## What to work on
Respond with the count alone after checking every line in the material below for "http".

## Dataset excerpts
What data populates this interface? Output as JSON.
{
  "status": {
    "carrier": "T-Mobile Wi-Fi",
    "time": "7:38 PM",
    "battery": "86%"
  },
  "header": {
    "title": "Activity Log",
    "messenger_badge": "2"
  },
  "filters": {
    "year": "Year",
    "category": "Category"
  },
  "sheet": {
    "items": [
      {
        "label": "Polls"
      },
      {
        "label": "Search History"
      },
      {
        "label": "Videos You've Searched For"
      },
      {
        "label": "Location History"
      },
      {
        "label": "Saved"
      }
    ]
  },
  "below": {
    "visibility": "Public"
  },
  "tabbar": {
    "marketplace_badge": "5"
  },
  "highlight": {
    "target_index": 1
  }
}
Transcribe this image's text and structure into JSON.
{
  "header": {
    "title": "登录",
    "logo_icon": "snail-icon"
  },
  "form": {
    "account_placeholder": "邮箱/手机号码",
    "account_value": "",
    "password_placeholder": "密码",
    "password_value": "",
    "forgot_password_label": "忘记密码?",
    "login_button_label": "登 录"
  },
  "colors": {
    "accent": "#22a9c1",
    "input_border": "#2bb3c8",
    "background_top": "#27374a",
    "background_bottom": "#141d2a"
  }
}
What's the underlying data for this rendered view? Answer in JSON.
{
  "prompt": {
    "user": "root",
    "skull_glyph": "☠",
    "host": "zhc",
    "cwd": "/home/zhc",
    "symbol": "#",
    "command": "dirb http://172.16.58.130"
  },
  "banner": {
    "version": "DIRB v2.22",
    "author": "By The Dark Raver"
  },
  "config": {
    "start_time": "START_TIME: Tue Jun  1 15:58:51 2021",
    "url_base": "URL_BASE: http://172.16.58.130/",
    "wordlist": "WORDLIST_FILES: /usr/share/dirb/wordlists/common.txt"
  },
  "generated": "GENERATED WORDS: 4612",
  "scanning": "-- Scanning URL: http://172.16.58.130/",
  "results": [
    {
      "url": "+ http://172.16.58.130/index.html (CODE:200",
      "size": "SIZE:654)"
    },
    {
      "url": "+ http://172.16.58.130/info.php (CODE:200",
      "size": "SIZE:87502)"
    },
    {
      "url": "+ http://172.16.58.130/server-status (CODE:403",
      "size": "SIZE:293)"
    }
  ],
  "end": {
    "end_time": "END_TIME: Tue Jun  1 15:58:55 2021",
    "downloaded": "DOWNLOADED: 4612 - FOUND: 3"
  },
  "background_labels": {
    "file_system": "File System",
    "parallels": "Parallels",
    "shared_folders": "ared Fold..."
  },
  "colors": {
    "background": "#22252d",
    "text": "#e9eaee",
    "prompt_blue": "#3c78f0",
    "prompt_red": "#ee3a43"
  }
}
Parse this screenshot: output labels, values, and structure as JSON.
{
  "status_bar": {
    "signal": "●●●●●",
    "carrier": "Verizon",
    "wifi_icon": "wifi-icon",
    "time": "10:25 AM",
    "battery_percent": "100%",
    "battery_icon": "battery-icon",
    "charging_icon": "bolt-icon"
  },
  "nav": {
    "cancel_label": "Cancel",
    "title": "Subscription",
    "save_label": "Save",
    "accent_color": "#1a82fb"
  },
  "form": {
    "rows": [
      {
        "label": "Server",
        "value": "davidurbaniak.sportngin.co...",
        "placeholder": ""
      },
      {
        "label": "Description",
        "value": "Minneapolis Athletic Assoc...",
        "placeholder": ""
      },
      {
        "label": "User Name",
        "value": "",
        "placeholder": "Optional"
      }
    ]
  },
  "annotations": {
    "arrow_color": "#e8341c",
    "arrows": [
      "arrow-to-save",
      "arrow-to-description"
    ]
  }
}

## Written answer
6